Despite Nuclear sub success, conventional sub still running behind schedule

India now has specialised submarime rescue system

Even as the nuclear submarine, INS Arihant  has propelled India into an exclusive club, plans to build additional conventional submarines has slowed  down with no follow orders to the Kalvari class, the six Scorpenes being built at the Mazagon Docks Limited  (MDL).

The strategic community, including the Indian Navy, has been waiting for the Government to announce  the project 75(I), or the  follow on to the Scorpene.  This even as China continues to build rapidly.

Prime Minister Narendra Modi announced in November that India’s nuclear triad in complete – means the ability to launch nuclear weapons from under the sea, from air and from land based platforms.  In case of nuclear submarines, the Arihant puts India  in an exclusive league of nations – the US UK, Russia, France and China —  who have the ability to do this. 

In case of the follow on order to the Scorpene, the Strategic Partnership model or the SP Model caused the delay. It is promising but nothing has happened.
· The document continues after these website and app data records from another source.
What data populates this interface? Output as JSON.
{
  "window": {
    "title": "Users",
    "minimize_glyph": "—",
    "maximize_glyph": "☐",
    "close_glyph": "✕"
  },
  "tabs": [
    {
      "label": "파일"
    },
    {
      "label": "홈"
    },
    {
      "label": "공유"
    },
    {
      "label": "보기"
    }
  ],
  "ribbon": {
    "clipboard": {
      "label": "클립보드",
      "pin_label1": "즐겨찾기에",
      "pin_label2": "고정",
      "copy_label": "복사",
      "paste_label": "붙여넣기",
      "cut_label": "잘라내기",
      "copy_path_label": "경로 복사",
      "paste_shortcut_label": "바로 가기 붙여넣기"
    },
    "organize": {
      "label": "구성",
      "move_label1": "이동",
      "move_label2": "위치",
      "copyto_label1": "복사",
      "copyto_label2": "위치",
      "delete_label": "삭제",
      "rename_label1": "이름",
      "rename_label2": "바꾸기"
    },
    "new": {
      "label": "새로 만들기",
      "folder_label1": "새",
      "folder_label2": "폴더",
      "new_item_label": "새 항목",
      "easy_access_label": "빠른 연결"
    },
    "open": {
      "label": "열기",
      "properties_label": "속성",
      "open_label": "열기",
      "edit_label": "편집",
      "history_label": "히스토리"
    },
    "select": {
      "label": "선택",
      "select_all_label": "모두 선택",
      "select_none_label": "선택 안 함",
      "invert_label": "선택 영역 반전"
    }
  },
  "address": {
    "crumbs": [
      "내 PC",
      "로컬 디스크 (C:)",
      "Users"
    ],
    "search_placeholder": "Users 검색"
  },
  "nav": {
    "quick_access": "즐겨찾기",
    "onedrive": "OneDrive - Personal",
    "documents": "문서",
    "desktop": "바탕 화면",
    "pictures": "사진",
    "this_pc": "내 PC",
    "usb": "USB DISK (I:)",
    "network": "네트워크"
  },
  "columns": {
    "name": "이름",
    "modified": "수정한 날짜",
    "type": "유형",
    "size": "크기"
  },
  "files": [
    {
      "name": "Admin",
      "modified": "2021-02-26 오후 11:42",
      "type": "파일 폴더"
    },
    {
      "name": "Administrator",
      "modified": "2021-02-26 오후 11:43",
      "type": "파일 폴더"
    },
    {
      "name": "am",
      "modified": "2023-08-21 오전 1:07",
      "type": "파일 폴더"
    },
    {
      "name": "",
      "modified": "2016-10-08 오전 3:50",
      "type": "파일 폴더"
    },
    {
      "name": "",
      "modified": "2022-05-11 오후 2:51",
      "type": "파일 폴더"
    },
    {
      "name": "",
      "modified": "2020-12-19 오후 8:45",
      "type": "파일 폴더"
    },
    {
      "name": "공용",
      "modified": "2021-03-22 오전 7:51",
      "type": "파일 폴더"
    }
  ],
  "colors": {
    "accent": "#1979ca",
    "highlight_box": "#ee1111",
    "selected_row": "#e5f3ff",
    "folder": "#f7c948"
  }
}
The Ministry of Defence has okayed making of helicopters, fighter jets, submarines and armoured fighting vehicles/Tanks  under this project. On paper its promising and envisages indigenous manufacturing of major defence platforms by an Indian strategic partner, who will collaborate with foreign OEM, acquire niche technologies and set up production facilities in the country. In reality, the complexities of the SP Model have so far not been understood by either the Indian Industry or the foreign partners.

China’s prowess is the threat: China had entered this exclusive club with its SSBN making its first deterrent patrol in December 2015.The US Department of Defence, on August 16 last year presented its annual report to the Congress titled ‘Military and Security Developments Involving the People’s Republic of China 2018’. It says “Modernization of China’s submarine force remains a high priority. It currently operates 4 nuclear powered (SSBN), 5 nuclear-powered attack submarines (SSN), and  47 diesel-powered attack submarines. China’s four operational JIN-class SSBNs represent China’s first credible, sea-based nuclear deterrent. India, besides the Arihant, operates the nuclear powered INS Chakra which is on lease from Russia and another 14 diesel-electric vessels.  In comparison India has only 13 conventional submarines, one SSBN the INS Arihant and one INS Chakra, a Russain Akula class on lease.

The Submergence rescue: In December last, the Indian Navy’s commissioned the first flyaway Deep Sea Submarine Rescue System. Procured from the James Fisher and Sons Pvt. Ltd, UK, the capability is significant and pioneering jump in the Indian Navy’s capability in deep submarine rescue.

The Indian Navy currently operates submarines of the Sindhughosh, Shishumar, Kalvari Classes as well as nuclear powered submarines. The operating medium and the nature of operations undertaken by submarines expose them to high degree of inherent risk. In such an eventuality, traditional methods of search and rescue at sea are ineffective for a disabled submarine.

To overcome this capability gap the Navy has acquired a third generation, advanced Submarine Rescue System consisting of a Non-tethered Deep Submergence Rescue Vehicle (DSRV) and its associated equipment. The system can search, locate and rescue crew from a disabled Submarine. The Deep Sea rescue system would have a global footprint and can be mobilised from the Naval base at Mumbai to the nearest mobilisation port by air/land or sea. It can be quickly flown on the IAF C-17 plane.

The system is capable of undertaking rescue from a disabled Submarine upto 650 meters  depth. It can rescue 14 personnel from a disabled Submarine at one time and can operate in extreme sea conditions.

What is the prowess of the Arihant: Made indigenously. It is first of the four SSBN’s that India proposes to build. The design is based on the Russian Akula-1 Class. It weighs 6,000 tonne, has a  length of 110 metres and 95-strong crew. It is powered by a 83MW pressurised water reactor (PWR) developed by the Bhabha Atomic Research Centre with assistance from a Russian design team. The Indian Navy, BARC  and Defence Research and Development Organisation (DRDO) have done the feat at naval dockyard in Visakhapatnam. Other companies involved in its development are Tata Power, a division of Tata Group and Larsen & Toubro (L&T), a technology, engineering, construction and manufacturing company.

It is currently armed with 12 B-05/ K-15 SLBMs (submarine launched ballistic missiles), which have a range of 750 km. Its arsenal of four K-4 SLBMs, with a range of 3,500 km, is yet to pass trials. Three other SSBNs are being built. A second SSBN, the Arighat, launched last November, is expected to join the navy in a few years.

Share on Whatsapp

You may also like

Popular News